Rolling on the tasty Novatec wheelset reviewed in a prior post I hit the trails in style. My beast is a Gary Fisher Collection Rig that I changed from the stock single speed to a SRAM XO 1×9 gearing. For the local trails I ride it couldn’t be better suited if it made espresso for me apre shred. I love testing new gear or setups on these trails because the smallest change is immediately apparent. I hate to admit it, but I never stuck to the ground better than this day on my Teutonic tubeless tires. I was telling a friend on a ride today that I’ve had to relearn the relationship between speed, lean angle, and grip because in particularly tight curves where previously I would drift or lose grip completely I was now on rails. The small, square-ish knobs both center and side dug into the dirt for a good stick, but never felt slow rolling. The compound is nice and tacky. I haven’t ridden them enough to judge durability, but so far the wear is on par with other brands I’ve used. But the ride: magic.

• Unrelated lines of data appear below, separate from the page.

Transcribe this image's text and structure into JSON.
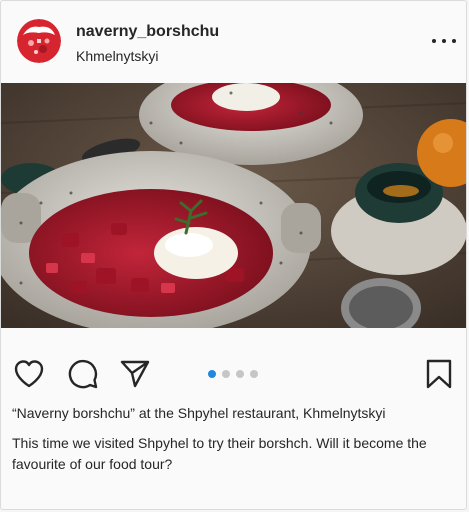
{
  "post": {
    "username": "naverny_borshchu",
    "location": "Khmelnytskyi",
    "carousel": {
      "total": 4,
      "active_index": 0
    },
    "caption_title": "“Naverny borshchu” at the Shpyhel restaurant, Khmelnytskyi",
    "caption_body": "This time we visited Shpyhel to try their borshch. Will it become the favourite of our food tour?"
  },
  "icons": {
    "more": "more-options-icon",
    "like": "heart-icon",
    "comment": "comment-bubble-icon",
    "share": "paper-plane-icon",
    "save": "bookmark-icon"
  },
  "colors": {
    "accent_dot": "#1f87e0",
    "avatar_red": "#d6252f"
  }
}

On a ride with my coworker, “The Crusher,” I led out and just kept building speed. It’s early in the season and he’s one of those rational fellas that do not go out hammer and tongs before his legs and the lungs are there for support, but it still felt fantastic to hear him comment at our first pause for water “Nice pace!” This is the same guy who can get out in front and just dissolve in the trees, only to look back and be surprised there are no longer any other riders behind him. With every turn I carried more speed through and realized this is what going fast is about; not constant high rpm grinding and spastic lunges but the conservation of momentum through every change in direction. The more I could lean into every curve the more I knew I could hold this heated pace. Glory was found in the springtime…
So for the final summation of the 29×2.25 Schwalbe Racing Ralph Evo tires: did I like them better than any MTB tire I’ve ever ridden? Yes. Did they grip the ground in a way that was tenacious but predictable and drag-free? Yes. Were they light and happy to spin? At 640 grams (claimed) each I’d say they did the trick. Did I have any gripes? Going tubeless is a chore, but that’s not Schwalbe’s fault and the payoffs FAR outweigh the hassle. Do it and you will be glad you did.